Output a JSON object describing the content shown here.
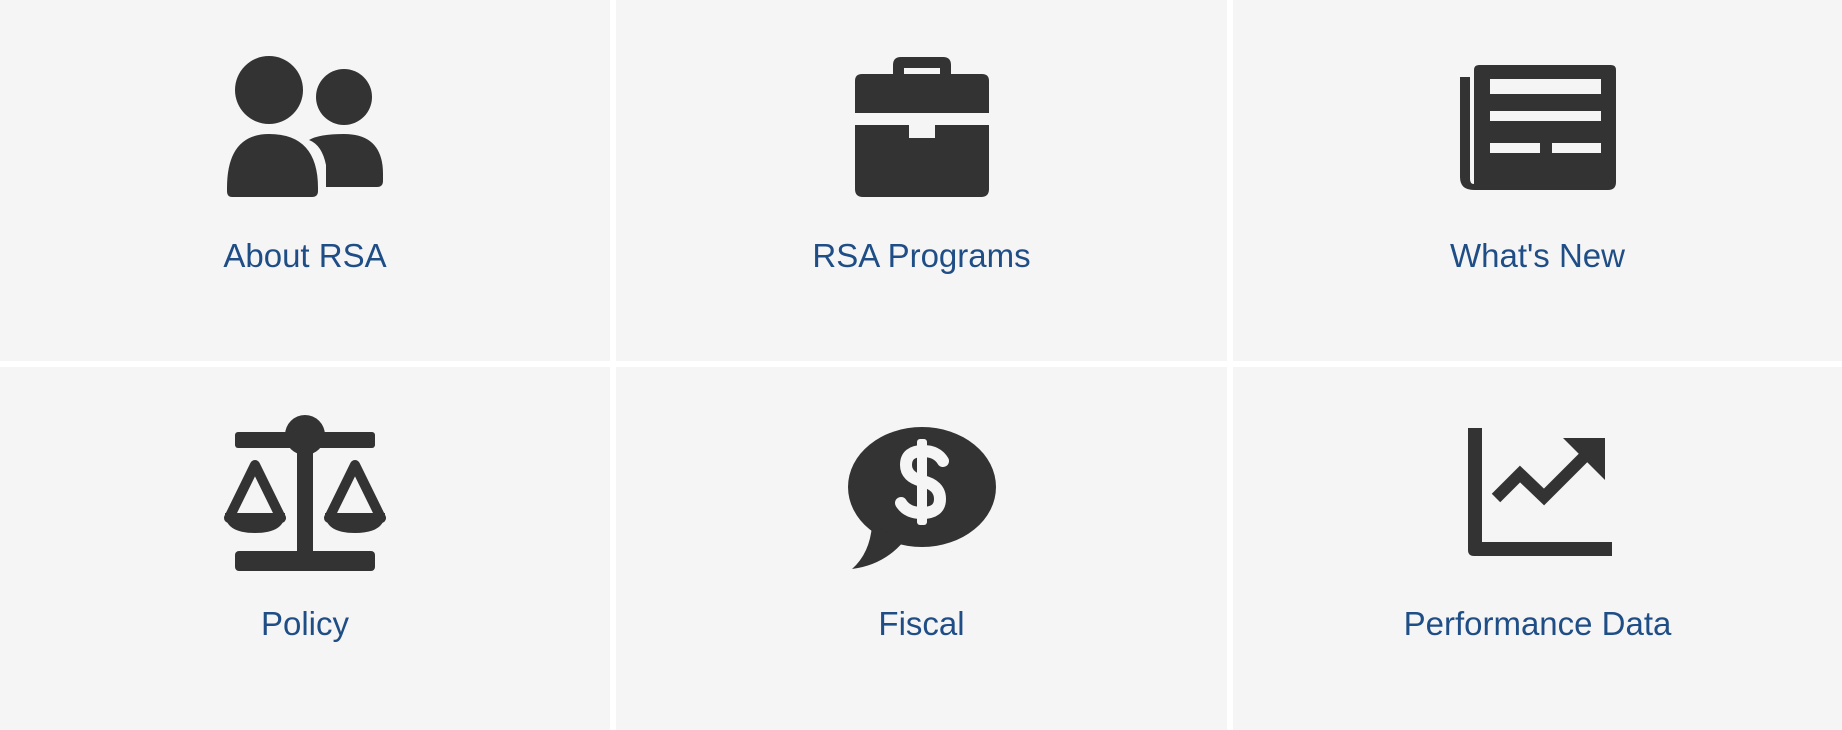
{
  "tiles": [
    {
      "label": "About RSA",
      "icon": "users-icon"
    },
    {
      "label": "RSA Programs",
      "icon": "briefcase-icon"
    },
    {
      "label": "What's New",
      "icon": "newspaper-icon"
    },
    {
      "label": "Policy",
      "icon": "scales-icon"
    },
    {
      "label": "Fiscal",
      "icon": "dollar-speech-bubble-icon"
    },
    {
      "label": "Performance Data",
      "icon": "line-chart-icon"
    }
  ],
  "colors": {
    "tile_background": "#f6f5f5",
    "label_text": "#1f4e86",
    "icon_fill": "#333333",
    "divider": "#ffffff"
  }
}
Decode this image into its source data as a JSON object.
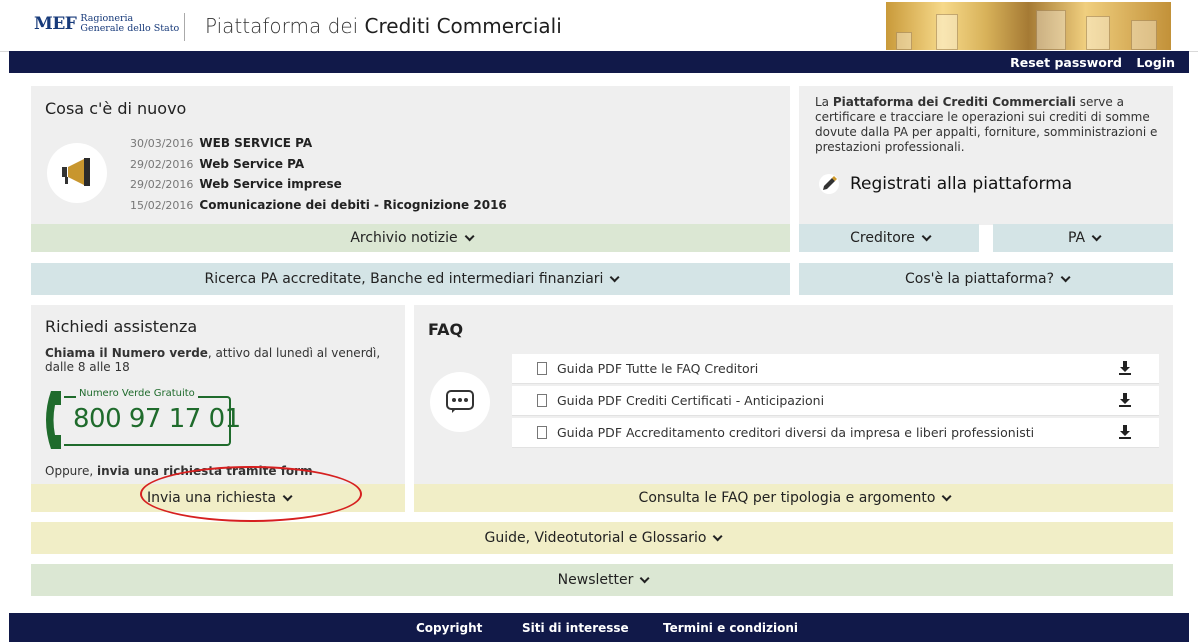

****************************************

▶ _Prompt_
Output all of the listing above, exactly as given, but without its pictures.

▶ _Solved exercise_
Output a JSON object describing the content shown here.
{
  "tiles": [
    {
      "label": "About RSA",
      "icon": "users-icon"
    },
    {
      "label": "RSA Programs",
      "icon": "briefcase-icon"
    },
    {
      "label": "What's New",
      "icon": "newspaper-icon"
    },
    {
      "label": "Policy",
      "icon": "scales-icon"
    },
    {
      "label": "Fiscal",
      "icon": "dollar-speech-bubble-icon"
    },
    {
      "label": "Performance Data",
      "icon": "line-chart-icon"
    }
  ],
  "colors": {
    "tile_background": "#f6f5f5",
    "label_text": "#1f4e86",
    "icon_fill": "#333333",
    "divider": "#ffffff"
  }
}
Decode this image into its source data as a JSON object.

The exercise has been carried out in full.